- WHAT THE TASK REQUIRES:
Your copy should match the records below word for word and contain no pictures.

--- INFORMATION ---

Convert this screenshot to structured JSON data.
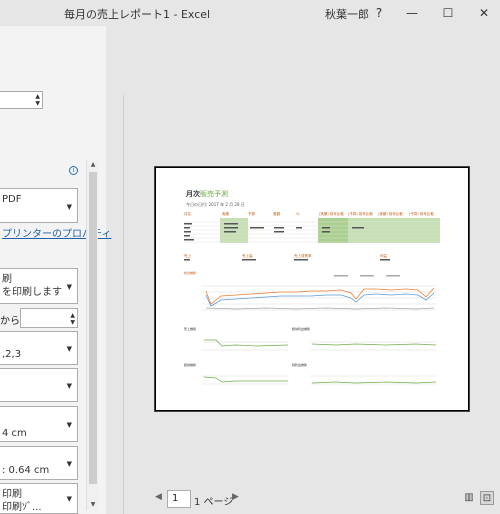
{
  "window": {
    "title": "毎月の売上レポート1  -  Excel",
    "user": "秋葉一郎",
    "help": "?",
    "minimize": "—",
    "maximize": "☐",
    "close": "✕"
  },
  "settings": {
    "printer_name": "PDF",
    "printer_props_link": "プリンターのプロパティ",
    "info_icon": "i",
    "print_what_line1": "刷",
    "print_what_line2": "を印刷します",
    "pages_from_label": "から",
    "collate_value": ",2,3",
    "margins_value1": "4 cm",
    "margins_value2": ": 0.64 cm",
    "scaling_line1": "印刷",
    "scaling_line2": "印刷ｿﾞ..."
  },
  "footer": {
    "current_page": "1",
    "page_total": "1 ページ"
  },
  "preview": {
    "title_prefix": "月次",
    "title_accent": "販売予測",
    "date": "今日の日付: 2017 年 2 月 28 日",
    "headers": [
      "月名",
      "実績",
      "予算",
      "差額",
      "%",
      "(実績) 前年比較",
      "(予算) 前年比較",
      "(実績) 前年比較",
      "(予算) 前年比較"
    ],
    "sub_headers": [
      "売上",
      "売上高",
      "売上成長率",
      "利益"
    ],
    "chart_label_main": "総合推移",
    "chart_labels_small": [
      "売上推移",
      "経常利益推移",
      "経常推移",
      "純利益推移"
    ]
  },
  "colors": {
    "accent_green": "#70ad47",
    "header_orange": "#c55a11",
    "table_green": "#c6e0b4"
  }
}
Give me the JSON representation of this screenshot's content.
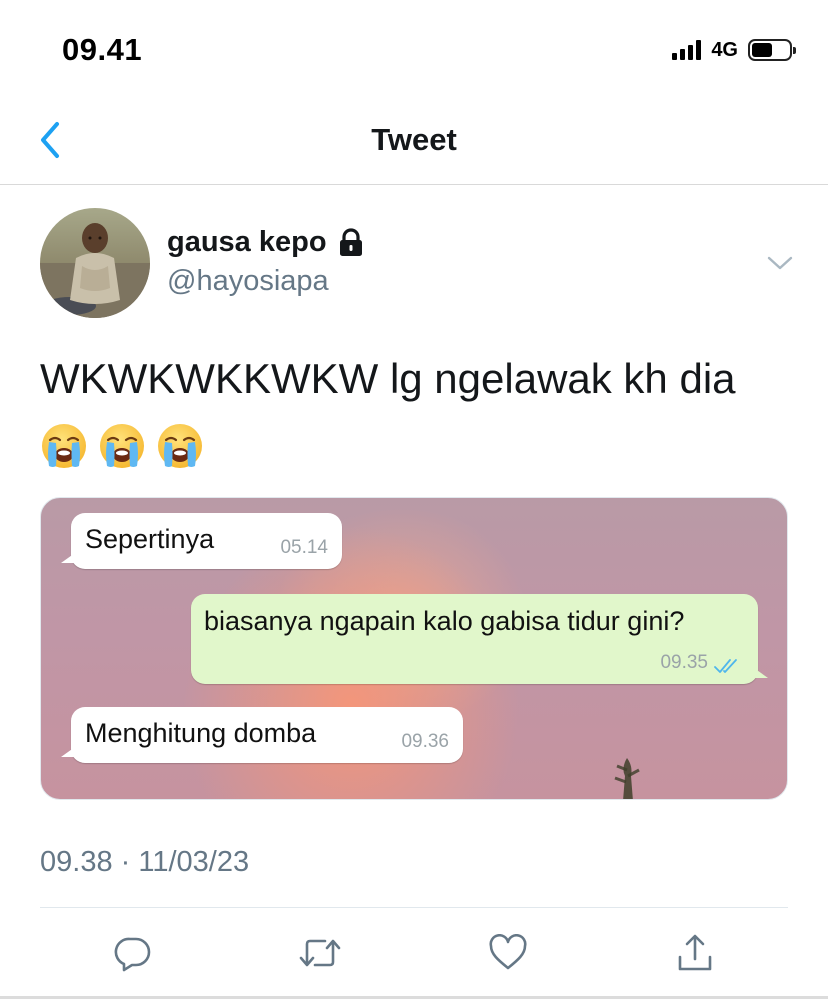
{
  "status_bar": {
    "time": "09.41",
    "network": "4G",
    "battery_level": 0.55
  },
  "nav": {
    "back_icon": "chevron-left-icon",
    "title": "Tweet",
    "accent_color": "#1da1f2"
  },
  "author": {
    "display_name": "gausa kepo",
    "protected_icon": "lock-icon",
    "handle": "@hayosiapa",
    "menu_icon": "chevron-down-icon"
  },
  "tweet": {
    "text": "WKWKWKKWKW lg ngelawak kh dia",
    "emojis": [
      "crying-face-emoji",
      "crying-face-emoji",
      "crying-face-emoji"
    ],
    "timestamp": "09.38 · 11/03/23"
  },
  "media": {
    "messages": [
      {
        "direction": "incoming",
        "text": "Sepertinya",
        "time": "05.14"
      },
      {
        "direction": "outgoing",
        "text": "biasanya ngapain kalo gabisa tidur gini?",
        "time": "09.35",
        "status_icon": "double-check-icon"
      },
      {
        "direction": "incoming",
        "text": "Menghitung domba",
        "time": "09.36"
      }
    ],
    "outgoing_bubble_color": "#e1f7cb"
  },
  "actions": [
    {
      "icon": "reply-icon"
    },
    {
      "icon": "retweet-icon"
    },
    {
      "icon": "like-icon"
    },
    {
      "icon": "share-icon"
    }
  ]
}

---

- ANSWER TO THIS PROBLEM:
Convert this screenshot to structured JSON data.
{
  "window": {
    "title": "毎月の売上レポート1  -  Excel",
    "user": "秋葉一郎",
    "help": "?",
    "minimize": "—",
    "maximize": "☐",
    "close": "✕"
  },
  "settings": {
    "printer_name": "PDF",
    "printer_props_link": "プリンターのプロパティ",
    "info_icon": "i",
    "print_what_line1": "刷",
    "print_what_line2": "を印刷します",
    "pages_from_label": "から",
    "collate_value": ",2,3",
    "margins_value1": "4 cm",
    "margins_value2": ": 0.64 cm",
    "scaling_line1": "印刷",
    "scaling_line2": "印刷ｿﾞ..."
  },
  "footer": {
    "current_page": "1",
    "page_total": "1 ページ"
  },
  "preview": {
    "title_prefix": "月次",
    "title_accent": "販売予測",
    "date": "今日の日付: 2017 年 2 月 28 日",
    "headers": [
      "月名",
      "実績",
      "予算",
      "差額",
      "%",
      "(実績) 前年比較",
      "(予算) 前年比較",
      "(実績) 前年比較",
      "(予算) 前年比較"
    ],
    "sub_headers": [
      "売上",
      "売上高",
      "売上成長率",
      "利益"
    ],
    "chart_label_main": "総合推移",
    "chart_labels_small": [
      "売上推移",
      "経常利益推移",
      "経常推移",
      "純利益推移"
    ]
  },
  "colors": {
    "accent_green": "#70ad47",
    "header_orange": "#c55a11",
    "table_green": "#c6e0b4"
  }
}
Give me the JSON representation of this screenshot's content.
{
  "status_bar": {
    "time": "09.41",
    "network": "4G",
    "battery_level": 0.55
  },
  "nav": {
    "back_icon": "chevron-left-icon",
    "title": "Tweet",
    "accent_color": "#1da1f2"
  },
  "author": {
    "display_name": "gausa kepo",
    "protected_icon": "lock-icon",
    "handle": "@hayosiapa",
    "menu_icon": "chevron-down-icon"
  },
  "tweet": {
    "text": "WKWKWKKWKW lg ngelawak kh dia",
    "emojis": [
      "crying-face-emoji",
      "crying-face-emoji",
      "crying-face-emoji"
    ],
    "timestamp": "09.38 · 11/03/23"
  },
  "media": {
    "messages": [
      {
        "direction": "incoming",
        "text": "Sepertinya",
        "time": "05.14"
      },
      {
        "direction": "outgoing",
        "text": "biasanya ngapain kalo gabisa tidur gini?",
        "time": "09.35",
        "status_icon": "double-check-icon"
      },
      {
        "direction": "incoming",
        "text": "Menghitung domba",
        "time": "09.36"
      }
    ],
    "outgoing_bubble_color": "#e1f7cb"
  },
  "actions": [
    {
      "icon": "reply-icon"
    },
    {
      "icon": "retweet-icon"
    },
    {
      "icon": "like-icon"
    },
    {
      "icon": "share-icon"
    }
  ]
}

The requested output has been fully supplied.